Element data from apps and pages:
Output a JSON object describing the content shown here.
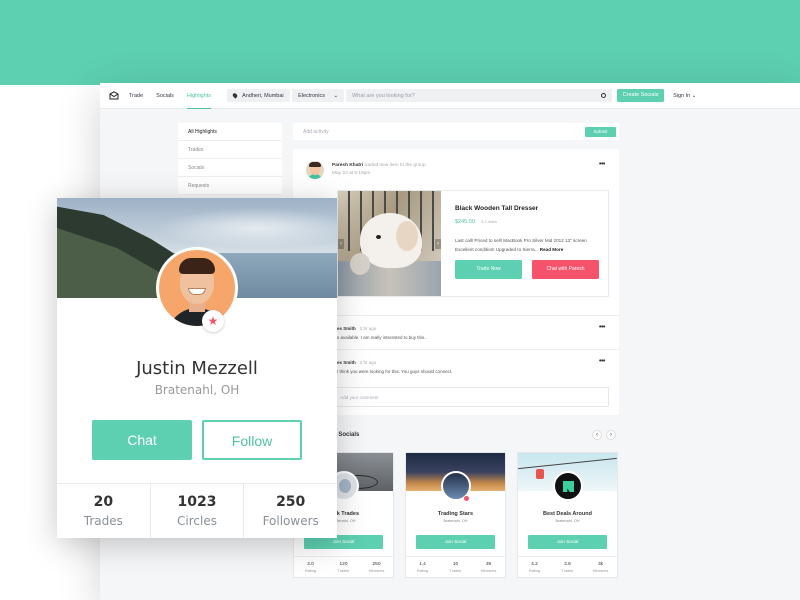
{
  "colors": {
    "accent": "#5dd0b1",
    "danger": "#f4536b"
  },
  "nav": {
    "links": [
      "Trade",
      "Socials",
      "Highlights"
    ],
    "location": "Andheri, Mumbai",
    "category": "Electronics",
    "search_placeholder": "What are you looking for?",
    "create_label": "Create Socials",
    "signin_label": "Sign In"
  },
  "sidebar": {
    "items": [
      "All Highlights",
      "Trades",
      "Socials",
      "Requests"
    ]
  },
  "activity": {
    "placeholder": "Add activity",
    "submit_label": "Submit"
  },
  "post": {
    "author": "Paresh Khatri",
    "action": "traded new item to the group.",
    "time": "May 23 at 6:18pm",
    "more_icon": "more-dots-icon",
    "item": {
      "title": "Black Wooden Tall Dresser",
      "price": "$245.00",
      "price_ago": "3.2 miles",
      "desc": "Last call! Priced to sell! MacBook Pro Silver Mid 2012 13\" screen Excellent condition! Upgraded to Sierra...",
      "more": "Read More",
      "trade_label": "Trade Now",
      "chat_label": "Chat with Paresh"
    },
    "comments": [
      {
        "who": "es Smith",
        "time": "2 hr ago",
        "text": "s available. I am really interested to buy this.."
      },
      {
        "who": "es Smith",
        "time": "2 hr ago",
        "text": "I think you were looking for this. You guys should connect."
      }
    ],
    "comment_placeholder": "Add your comment"
  },
  "socials": {
    "title": "l Socials",
    "cards": [
      {
        "name": "York Trades",
        "loc": "Bratenahl, OH",
        "join": "Join Social",
        "rating": "3.0",
        "trades": "120",
        "members": "250"
      },
      {
        "name": "Trading Stars",
        "loc": "Bratenahl, OH",
        "join": "Join Social",
        "rating": "1.4",
        "trades": "10",
        "members": "39"
      },
      {
        "name": "Best Deals Around",
        "loc": "Bratenahl, OH",
        "join": "Join Social",
        "rating": "4.2",
        "trades": "3.6",
        "members": "3k"
      }
    ],
    "stat_labels": [
      "Rating",
      "Trades",
      "Members"
    ]
  },
  "profile": {
    "name": "Justin Mezzell",
    "location": "Bratenahl, OH",
    "chat_label": "Chat",
    "follow_label": "Follow",
    "stats": [
      {
        "value": "20",
        "label": "Trades"
      },
      {
        "value": "1023",
        "label": "Circles"
      },
      {
        "value": "250",
        "label": "Followers"
      }
    ]
  }
}
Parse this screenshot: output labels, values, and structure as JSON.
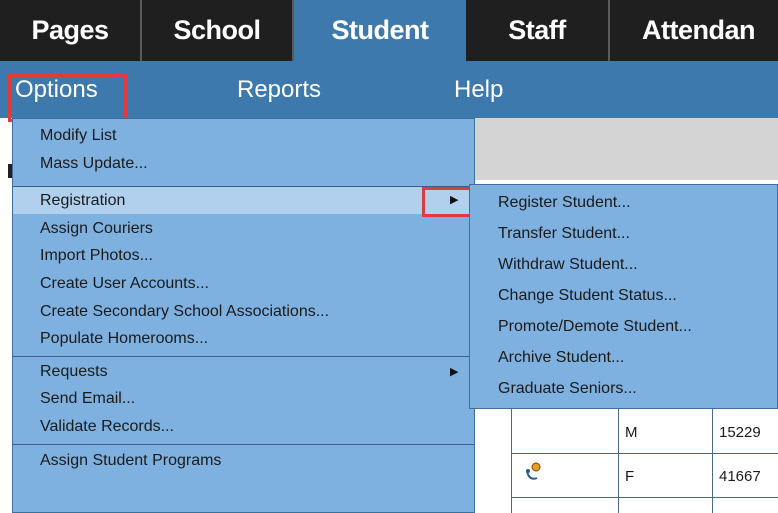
{
  "tabs": [
    {
      "label": "Pages",
      "active": false
    },
    {
      "label": "School",
      "active": false
    },
    {
      "label": "Student",
      "active": true
    },
    {
      "label": "Staff",
      "active": false
    },
    {
      "label": "Attendan",
      "active": false
    }
  ],
  "menubar": {
    "options": "Options",
    "reports": "Reports",
    "help": "Help"
  },
  "options_menu": {
    "items": [
      "Modify List",
      "Mass Update...",
      "Registration",
      "Assign Couriers",
      "Import Photos...",
      "Create User Accounts...",
      "Create Secondary School Associations...",
      "Populate Homerooms...",
      "Requests",
      "Send Email...",
      "Validate Records...",
      "Assign Student Programs"
    ]
  },
  "registration_submenu": {
    "items": [
      "Register Student...",
      "Transfer Student...",
      "Withdraw Student...",
      "Change Student Status...",
      "Promote/Demote Student...",
      "Archive Student...",
      "Graduate Seniors..."
    ]
  },
  "background_table": {
    "rows": [
      {
        "gender": "M",
        "id": "15229"
      },
      {
        "gender": "F",
        "id": "41667"
      }
    ]
  },
  "colors": {
    "tabbar": "#1f1f1f",
    "accent": "#3e79ad",
    "menu": "#7eb1e0",
    "highlight_box": "#e03a3a"
  }
}
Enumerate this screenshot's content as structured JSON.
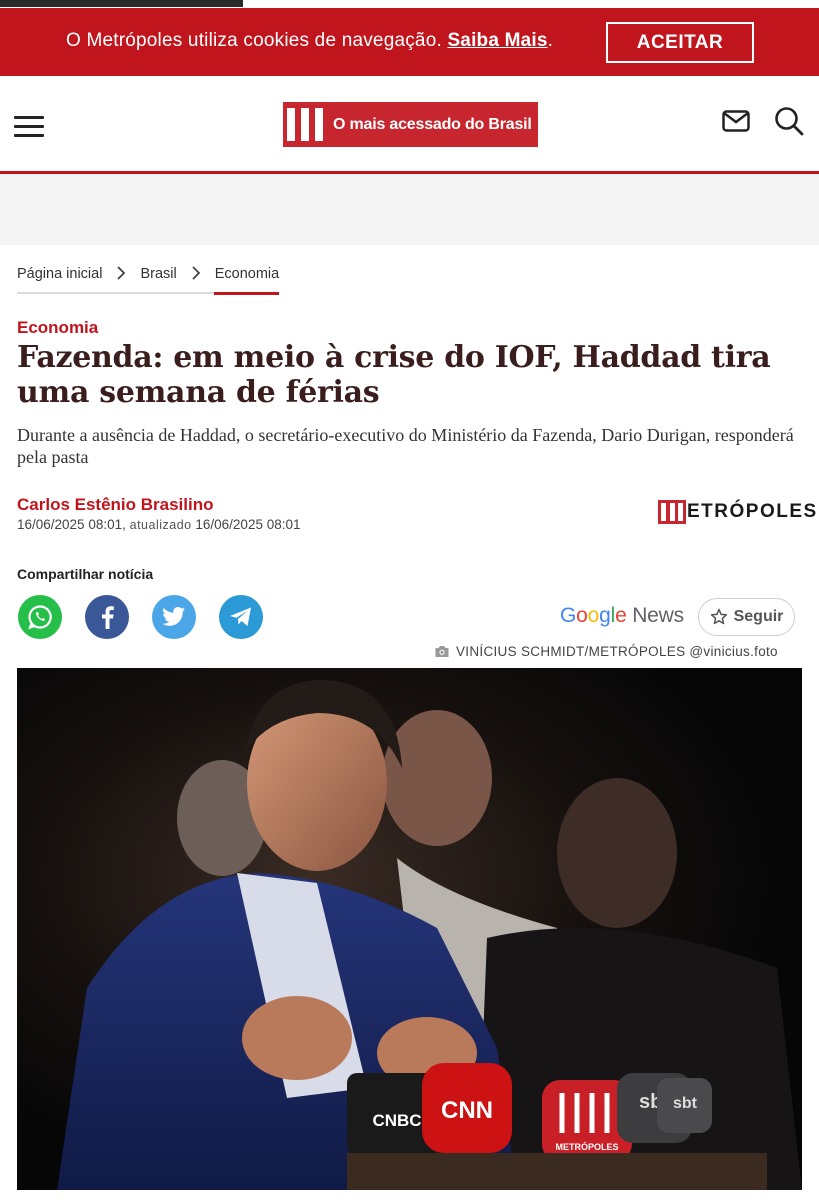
{
  "cookie_banner": {
    "text": "O Metrópoles utiliza cookies de navegação.",
    "link": "Saiba Mais",
    "trailing": ".",
    "accept": "ACEITAR"
  },
  "header": {
    "logo_text": "O mais acessado do Brasil"
  },
  "breadcrumb": [
    "Página inicial",
    "Brasil",
    "Economia"
  ],
  "article": {
    "category": "Economia",
    "headline": "Fazenda: em meio à crise do IOF, Haddad tira uma semana de férias",
    "subtitle": "Durante a ausência de Haddad, o secretário-executivo do Ministério da Fazenda, Dario Durigan, responderá pela pasta",
    "author": "Carlos Estênio Brasilino",
    "published": "16/06/2025 08:01,",
    "updated_label": "atualizado",
    "updated": "16/06/2025 08:01",
    "brand": "ETRÓPOLES"
  },
  "share": {
    "label": "Compartilhar notícia",
    "icons": [
      "whatsapp-icon",
      "facebook-icon",
      "twitter-icon",
      "telegram-icon"
    ]
  },
  "google_news": {
    "google_letters": [
      "G",
      "o",
      "o",
      "g",
      "l",
      "e"
    ],
    "news": "News",
    "follow": "Seguir"
  },
  "photo": {
    "credit": "VINÍCIUS SCHMIDT/METRÓPOLES @vinicius.foto",
    "mic_labels": [
      "CNBC",
      "CNN",
      "METRÓPOLES",
      "sbt",
      "sbt"
    ]
  },
  "colors": {
    "brand_red": "#c1151d",
    "headline": "#3a1e1e",
    "whatsapp": "#26bf4a",
    "facebook": "#3a5898",
    "twitter": "#4aa6e6",
    "telegram": "#2b9ad6"
  }
}
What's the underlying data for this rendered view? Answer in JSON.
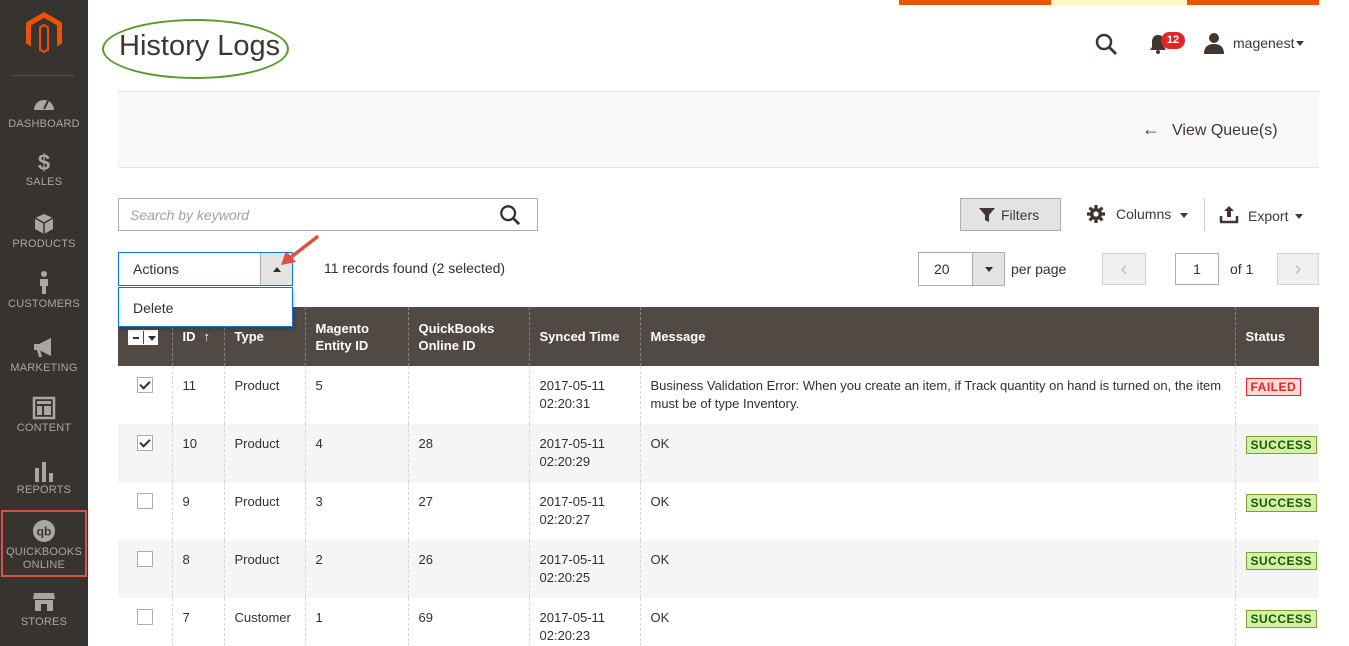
{
  "sidebar": {
    "items": [
      {
        "label": "DASHBOARD",
        "icon": "dashboard-icon"
      },
      {
        "label": "SALES",
        "icon": "dollar-icon"
      },
      {
        "label": "PRODUCTS",
        "icon": "box-icon"
      },
      {
        "label": "CUSTOMERS",
        "icon": "person-icon"
      },
      {
        "label": "MARKETING",
        "icon": "megaphone-icon"
      },
      {
        "label": "CONTENT",
        "icon": "layout-icon"
      },
      {
        "label": "REPORTS",
        "icon": "bar-chart-icon"
      },
      {
        "label": "QUICKBOOKS ONLINE",
        "icon": "quickbooks-icon"
      },
      {
        "label": "STORES",
        "icon": "store-icon"
      }
    ]
  },
  "header": {
    "title": "History Logs",
    "notification_count": "12",
    "username": "magenest"
  },
  "page_actions": {
    "view_queue": "View Queue(s)"
  },
  "toolbar": {
    "search_placeholder": "Search by keyword",
    "filters": "Filters",
    "columns": "Columns",
    "export": "Export",
    "actions_label": "Actions",
    "actions_menu": [
      "Delete"
    ],
    "records_text": "11 records found (2 selected)",
    "per_page_value": "20",
    "per_page_label": "per page",
    "current_page": "1",
    "page_of": "of 1"
  },
  "table": {
    "columns": [
      "ID",
      "Type",
      "Magento Entity ID",
      "QuickBooks Online ID",
      "Synced Time",
      "Message",
      "Status"
    ],
    "rows": [
      {
        "checked": true,
        "id": "11",
        "type": "Product",
        "entity_id": "5",
        "qbo_id": "",
        "synced_date": "2017-05-11",
        "synced_time": "02:20:31",
        "message": "Business Validation Error: When you create an item, if Track quantity on hand is turned on, the item must be of type Inventory.",
        "status": "FAILED"
      },
      {
        "checked": true,
        "id": "10",
        "type": "Product",
        "entity_id": "4",
        "qbo_id": "28",
        "synced_date": "2017-05-11",
        "synced_time": "02:20:29",
        "message": "OK",
        "status": "SUCCESS"
      },
      {
        "checked": false,
        "id": "9",
        "type": "Product",
        "entity_id": "3",
        "qbo_id": "27",
        "synced_date": "2017-05-11",
        "synced_time": "02:20:27",
        "message": "OK",
        "status": "SUCCESS"
      },
      {
        "checked": false,
        "id": "8",
        "type": "Product",
        "entity_id": "2",
        "qbo_id": "26",
        "synced_date": "2017-05-11",
        "synced_time": "02:20:25",
        "message": "OK",
        "status": "SUCCESS"
      },
      {
        "checked": false,
        "id": "7",
        "type": "Customer",
        "entity_id": "1",
        "qbo_id": "69",
        "synced_date": "2017-05-11",
        "synced_time": "02:20:23",
        "message": "OK",
        "status": "SUCCESS"
      }
    ]
  },
  "colors": {
    "sidebar_bg": "#373330",
    "logo_orange": "#eb5202",
    "table_header_bg": "#514943",
    "failed": "#e22626",
    "success": "#79a22e",
    "highlight_ellipse": "#5a9a2a",
    "highlight_box": "#e04f3f"
  }
}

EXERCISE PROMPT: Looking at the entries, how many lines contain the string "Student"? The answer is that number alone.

RESULT OF THIS EXERCISE: 8